By September 21, 2018No Comments

Scientists at Fred Hutchinson Cancer Research Center have worked out the molecular underpinnings of how chromosomes make the right number of crossovers — important links that make it possible for developing sex cells (eggs or sperm in humans) to sort those chromosomes properly. Crossovers are a little like Goldilocks’ porridge — they need to be just right. Too few or too many crossovers, and new cells end up with the wrong number of chromosomes, which can cause miscarriages or developmental disorders.

It’s been known for 100 years that our chromosomes have a way of preventing too many crossovers along their length. What’s been missing all that time has been a working model that identifies the key molecules involved.

In work published today in the Proceedings of the National Academy of Sciences, Hutch molecular biologist Dr. Gerry Smith and his team outline just such a model in yeast that explains how chromosomes find their happy medium during sex-cell formation.

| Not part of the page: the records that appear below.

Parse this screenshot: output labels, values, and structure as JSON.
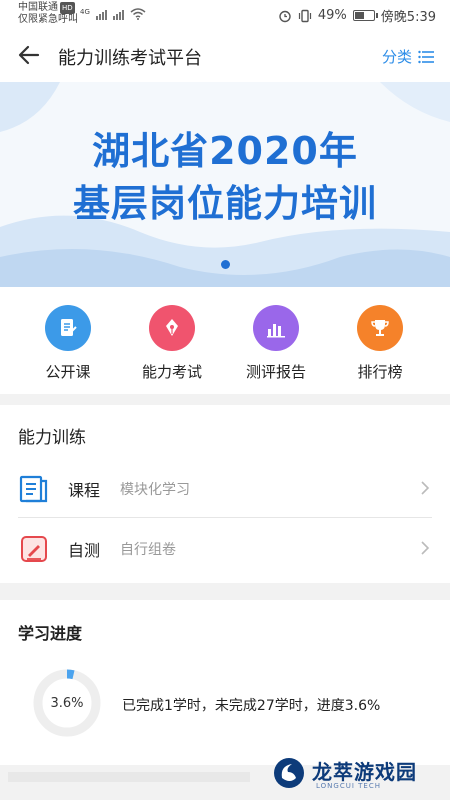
{
  "status_bar": {
    "carrier": "中国联通",
    "hd_badge": "HD",
    "emergency": "仅限紧急呼叫",
    "network": "4G",
    "battery": "49%",
    "time": "傍晚5:39"
  },
  "header": {
    "title": "能力训练考试平台",
    "category_label": "分类"
  },
  "banner": {
    "line1": "湖北省2020年",
    "line2": "基层岗位能力培训",
    "page_count": 1,
    "active_index": 0
  },
  "quick_menu": [
    {
      "label": "公开课",
      "icon": "document-icon",
      "color": "#3c9ae8"
    },
    {
      "label": "能力考试",
      "icon": "pen-icon",
      "color": "#f0546e"
    },
    {
      "label": "测评报告",
      "icon": "bar-chart-icon",
      "color": "#9a67ea"
    },
    {
      "label": "排行榜",
      "icon": "trophy-icon",
      "color": "#f5822a"
    }
  ],
  "training": {
    "title": "能力训练",
    "items": [
      {
        "name": "课程",
        "desc": "模块化学习",
        "icon": "course-book-icon"
      },
      {
        "name": "自测",
        "desc": "自行组卷",
        "icon": "self-test-icon"
      }
    ]
  },
  "progress": {
    "title": "学习进度",
    "percent_label": "3.6%",
    "percent_value": 3.6,
    "summary": "已完成1学时，未完成27学时，进度3.6%"
  },
  "watermark": {
    "title": "龙萃游戏园",
    "subtitle": "LONGCUI TECH"
  },
  "colors": {
    "accent": "#2e8ee8",
    "banner_text": "#1f6fd3"
  }
}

“What’s significant is that we’ve developed a molecular model of the proteins involved and how they work together to create crossover interference,” said Smith, the study’s senior author.